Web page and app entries
—————

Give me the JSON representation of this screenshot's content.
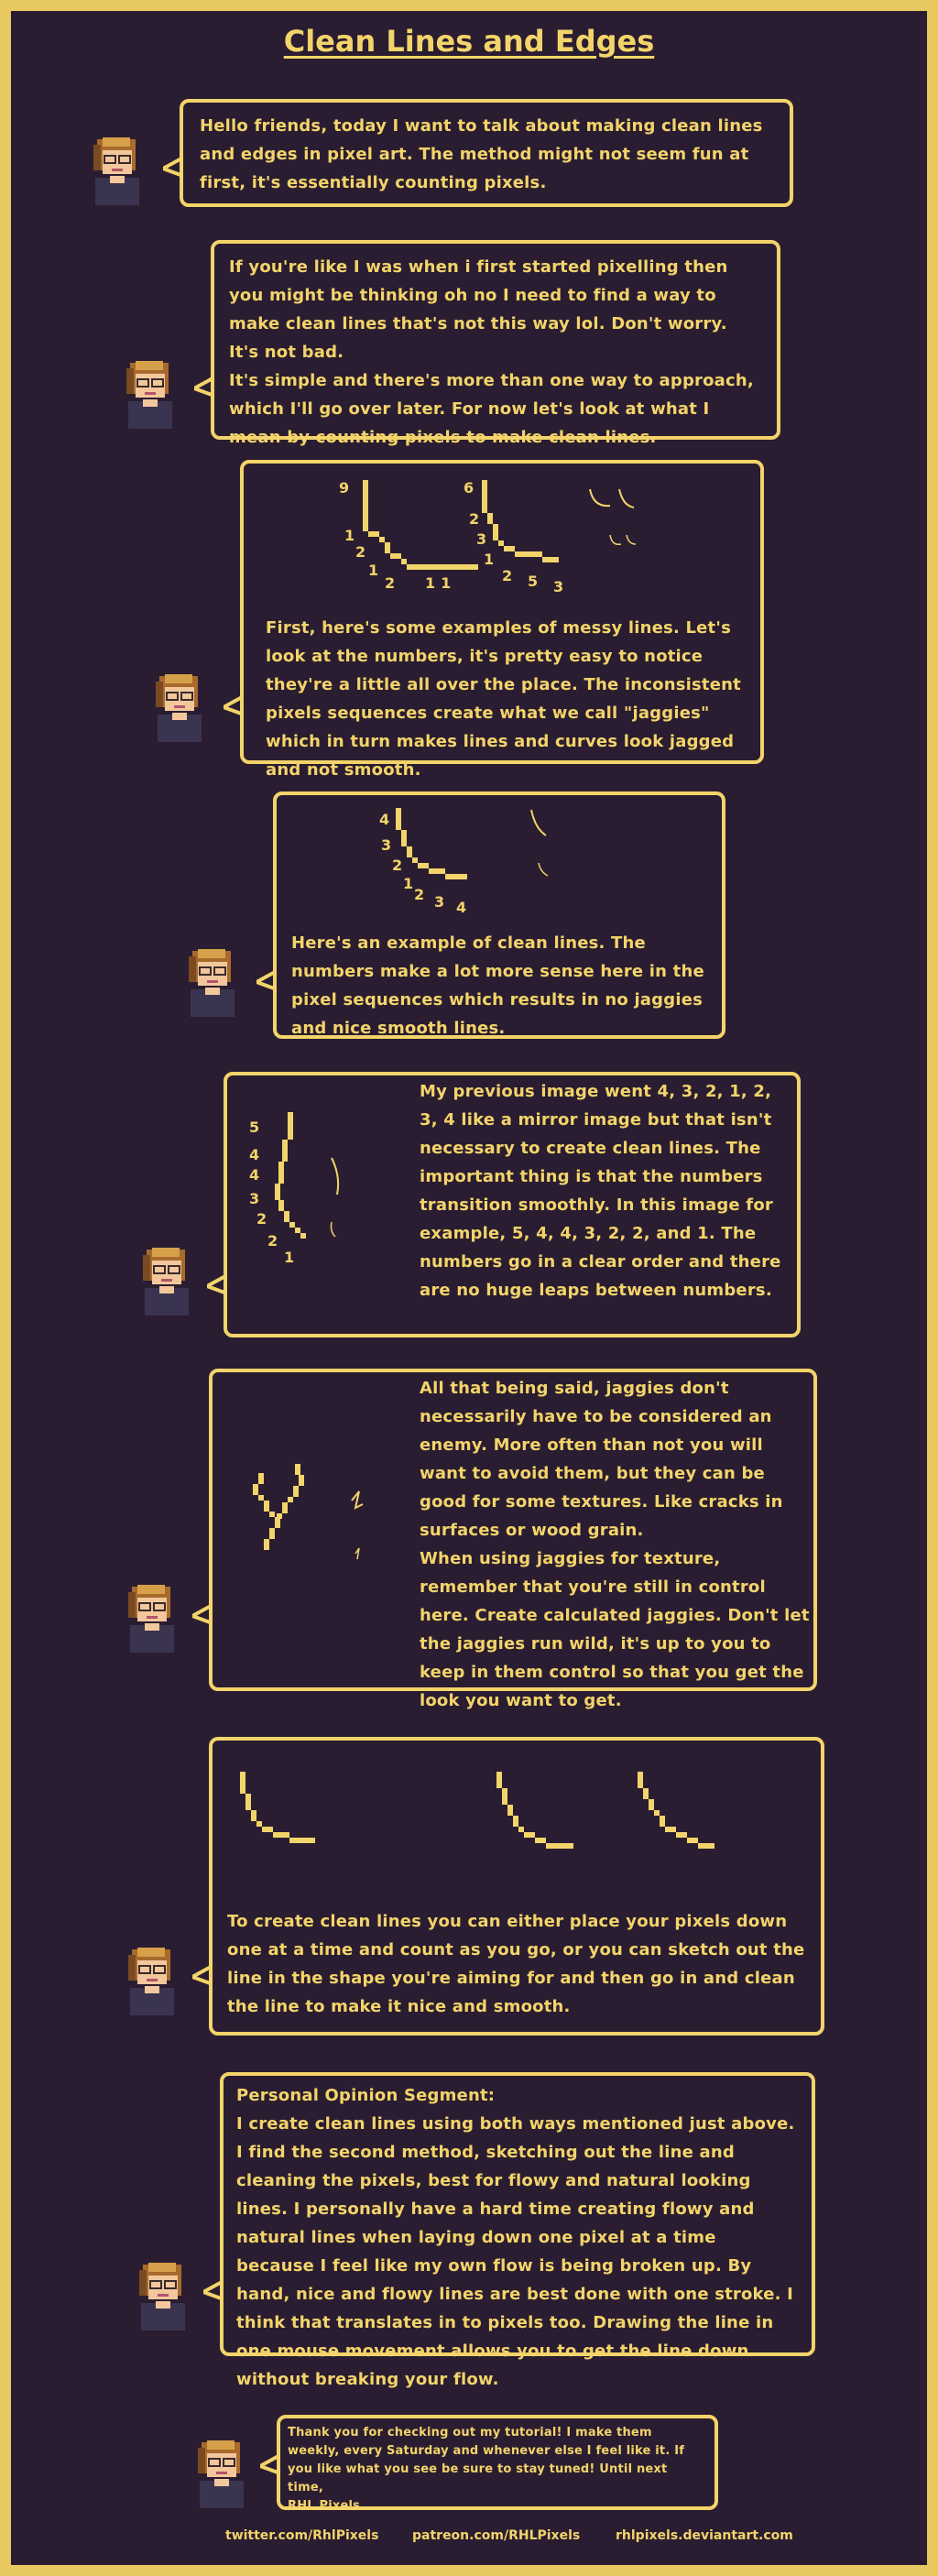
{
  "title": "Clean Lines and Edges",
  "sections": {
    "s1": "Hello friends, today I want to talk about making clean lines and edges in pixel art. The method might not seem fun at first, it's essentially counting pixels.",
    "s2": "If you're like I was when i first started pixelling then you might be thinking oh no I need to find a way to make clean lines that's not this way lol. Don't worry. It's not bad.\nIt's simple and there's more than one way to approach, which I'll go over later. For now let's look at what I mean by counting pixels to make clean lines.",
    "s3": "First, here's some examples of messy lines. Let's look at the numbers, it's pretty easy to notice they're a little all over the place. The inconsistent pixels sequences create what we call \"jaggies\" which in turn makes lines and curves look jagged and not smooth.",
    "s4": "Here's an example of clean lines. The numbers make a lot more sense here in the pixel sequences which results in no jaggies and nice smooth lines.",
    "s5": "My previous image went 4, 3, 2, 1, 2, 3, 4 like a mirror image but that isn't necessary to create clean lines. The important thing is that the numbers transition smoothly. In this image for example, 5, 4, 4, 3, 2, 2, and 1. The numbers go in a clear order and there are no huge leaps between numbers.",
    "s6": "All that being said, jaggies don't necessarily have to be considered an enemy. More often than not you will want to avoid them, but they can be good for some textures. Like cracks in surfaces or wood grain.\nWhen using jaggies for texture, remember that you're still in control here. Create calculated jaggies. Don't let the jaggies run wild, it's up to you to keep in them control so that you get the look you want to get.",
    "s7": "To create clean lines you can either place your pixels down one at a time and count as you go, or you can sketch out the line in the shape you're aiming for and then go in and clean the line to make it nice and smooth.",
    "s8_heading": "Personal Opinion Segment:",
    "s8": "I create clean lines using both ways mentioned just above. I find the second method, sketching out the line and cleaning the pixels, best for flowy and natural looking lines. I personally have a hard time creating flowy and natural lines when laying down one pixel at a time because I feel like my own flow is being broken up. By hand, nice and flowy lines are best done with one stroke. I think that translates in to pixels too. Drawing the line in one mouse movement allows you to get the line down without breaking your flow.",
    "s9": "Thank you for checking out my tutorial! I make them weekly, every Saturday and whenever else I feel like it. If you like what you see be sure to stay tuned! Until next time,\nRHL Pixels"
  },
  "labels": {
    "messy_a": [
      "9",
      "1",
      "2",
      "1",
      "2",
      "1 1"
    ],
    "messy_b": [
      "6",
      "2",
      "3",
      "1",
      "2",
      "5",
      "3"
    ],
    "clean_a": [
      "4",
      "3",
      "2",
      "1",
      "2",
      "3",
      "4"
    ],
    "clean_b": [
      "5",
      "4",
      "4",
      "3",
      "2",
      "2",
      "1"
    ]
  },
  "footer": {
    "twitter": "twitter.com/RhlPixels",
    "patreon": "patreon.com/RHLPixels",
    "deviantart": "rhlpixels.deviantart.com"
  },
  "colors": {
    "accent": "#f3d46a",
    "background": "#2a1d31",
    "border": "#e8c961"
  }
}
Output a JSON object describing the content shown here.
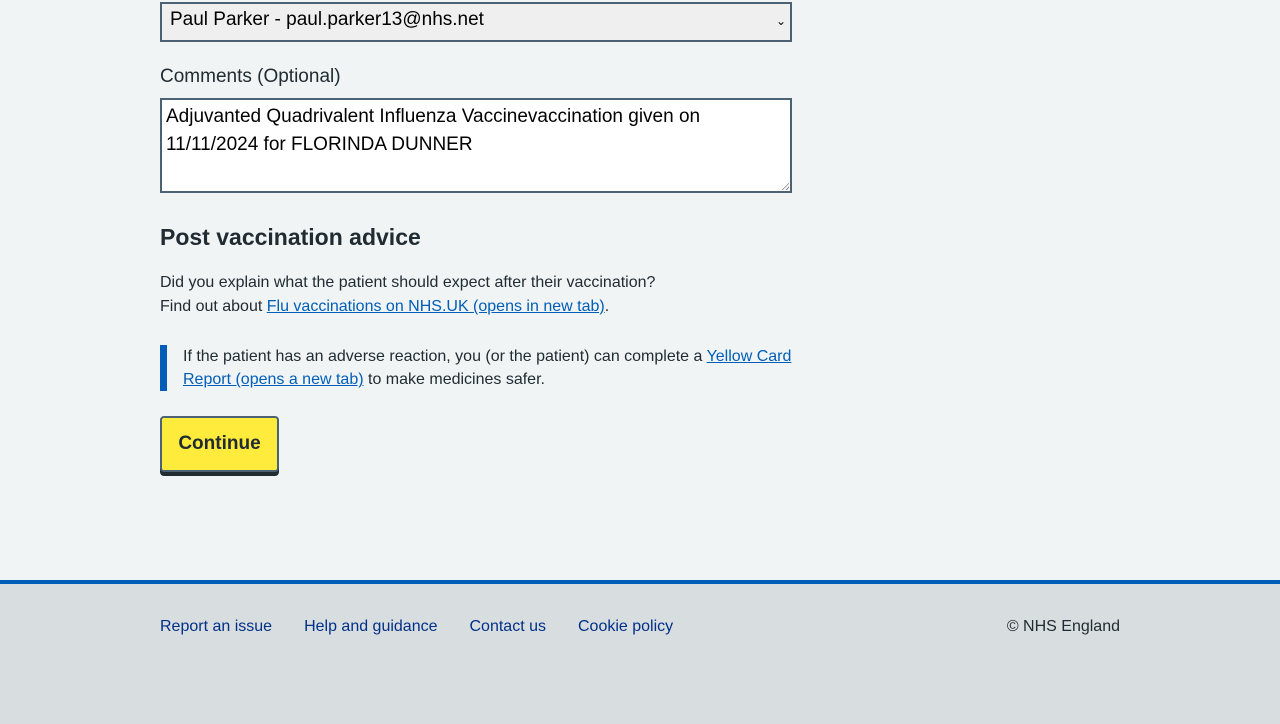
{
  "form": {
    "vaccinator_select": {
      "selected": "Paul Parker - paul.parker13@nhs.net"
    },
    "comments_label": "Comments (Optional)",
    "comments_value": "Adjuvanted Quadrivalent Influenza Vaccinevaccination given on 11/11/2024 for FLORINDA DUNNER"
  },
  "advice": {
    "heading": "Post vaccination advice",
    "question": "Did you explain what the patient should expect after their vaccination?",
    "find_out_prefix": "Find out about ",
    "find_out_link": "Flu vaccinations on NHS.UK (opens in new tab)",
    "find_out_suffix": ".",
    "inset_prefix": "If the patient has an adverse reaction, you (or the patient) can complete a ",
    "inset_link": "Yellow Card Report (opens a new tab)",
    "inset_suffix": " to make medicines safer."
  },
  "continue_label": "Continue",
  "footer": {
    "links": [
      "Report an issue",
      "Help and guidance",
      "Contact us",
      "Cookie policy"
    ],
    "copyright": "© NHS England"
  },
  "colors": {
    "accent": "#005eb8",
    "button": "#ffeb3b",
    "footer_bg": "#d8dde0"
  }
}
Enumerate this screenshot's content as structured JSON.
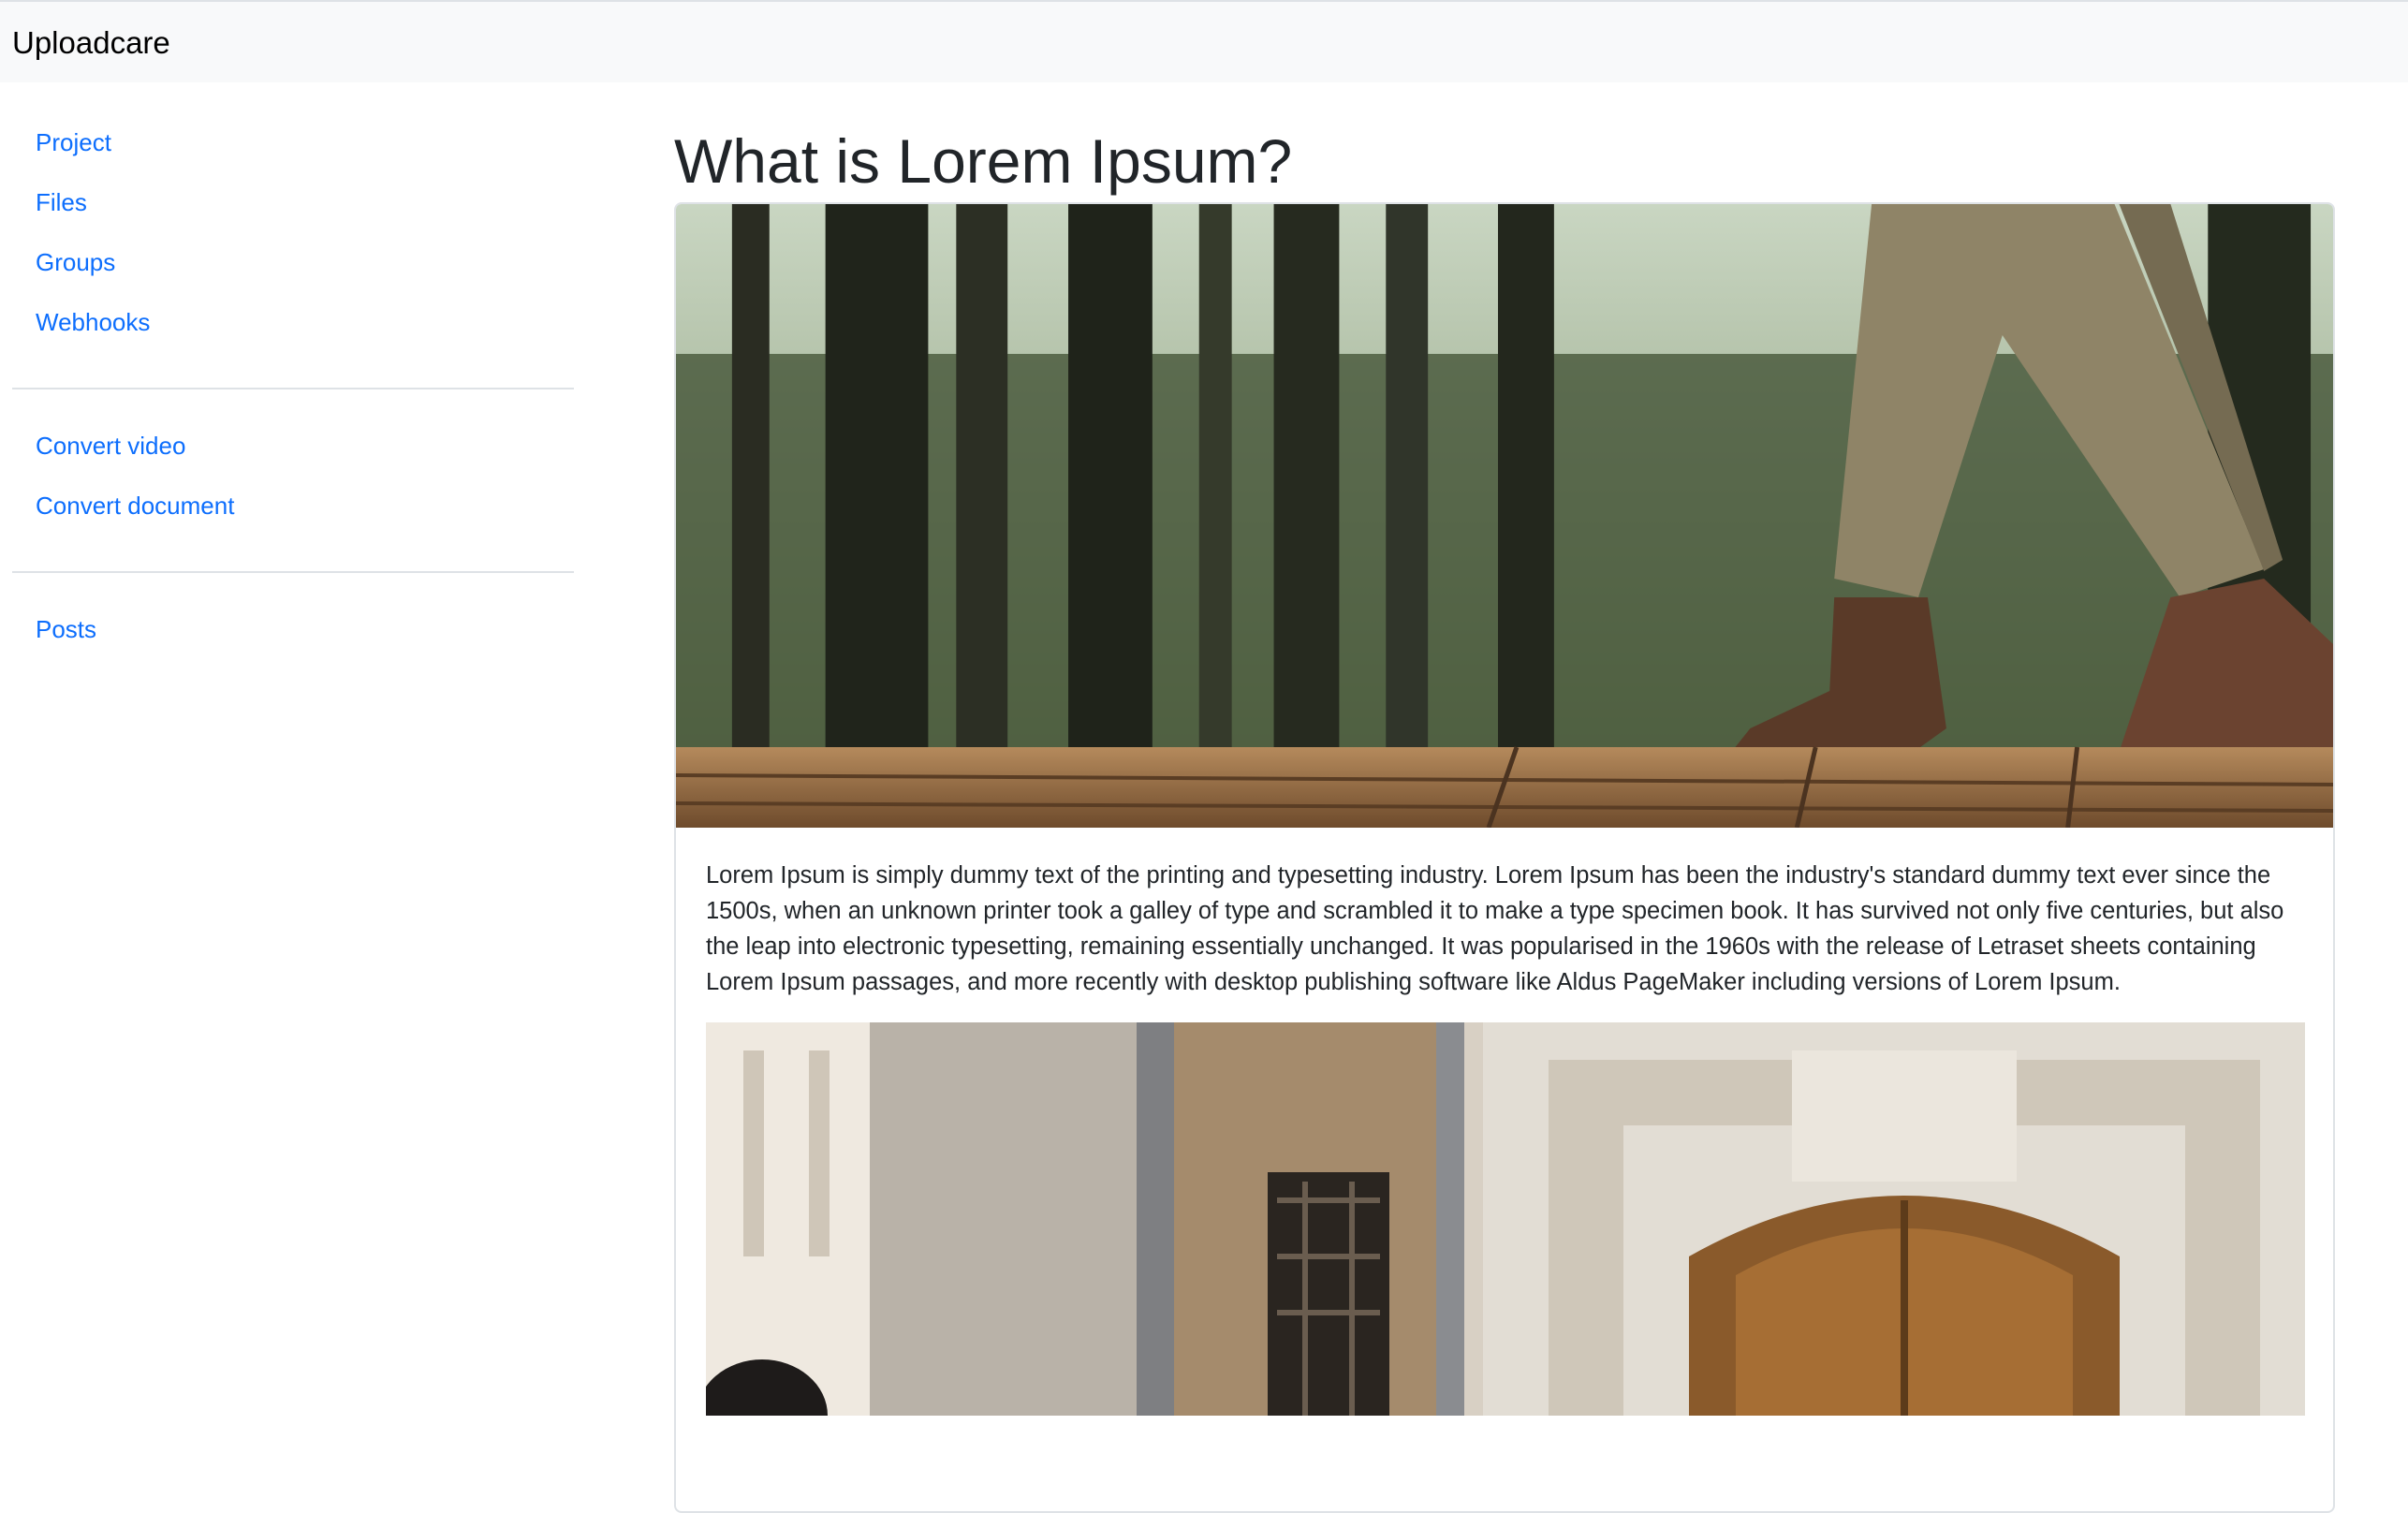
{
  "navbar": {
    "brand": "Uploadcare"
  },
  "sidebar": {
    "groups": [
      {
        "items": [
          "Project",
          "Files",
          "Groups",
          "Webhooks"
        ]
      },
      {
        "items": [
          "Convert video",
          "Convert document"
        ]
      },
      {
        "items": [
          "Posts"
        ]
      }
    ]
  },
  "post": {
    "title": "What is Lorem Ipsum?",
    "body": "Lorem Ipsum is simply dummy text of the printing and typesetting industry. Lorem Ipsum has been the industry's standard dummy text ever since the 1500s, when an unknown printer took a galley of type and scrambled it to make a type specimen book. It has survived not only five centuries, but also the leap into electronic typesetting, remaining essentially unchanged. It was popularised in the 1960s with the release of Letraset sheets containing Lorem Ipsum passages, and more recently with desktop publishing software like Aldus PageMaker including versions of Lorem Ipsum.",
    "hero_image": "hiker-boots-on-wooden-boardwalk-forest-photo",
    "second_image": "old-stone-building-wooden-door-photo"
  },
  "colors": {
    "link": "#0d6efd",
    "navbar_bg": "#f8f9fa",
    "border": "#dee2e6",
    "text": "#212529"
  }
}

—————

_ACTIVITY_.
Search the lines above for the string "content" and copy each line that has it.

_RESPONSE_.
Give me the JSON representation of this screenshot's content.
Output a JSON object describing the content shown here.
Enumerate this screenshot's content as structured JSON.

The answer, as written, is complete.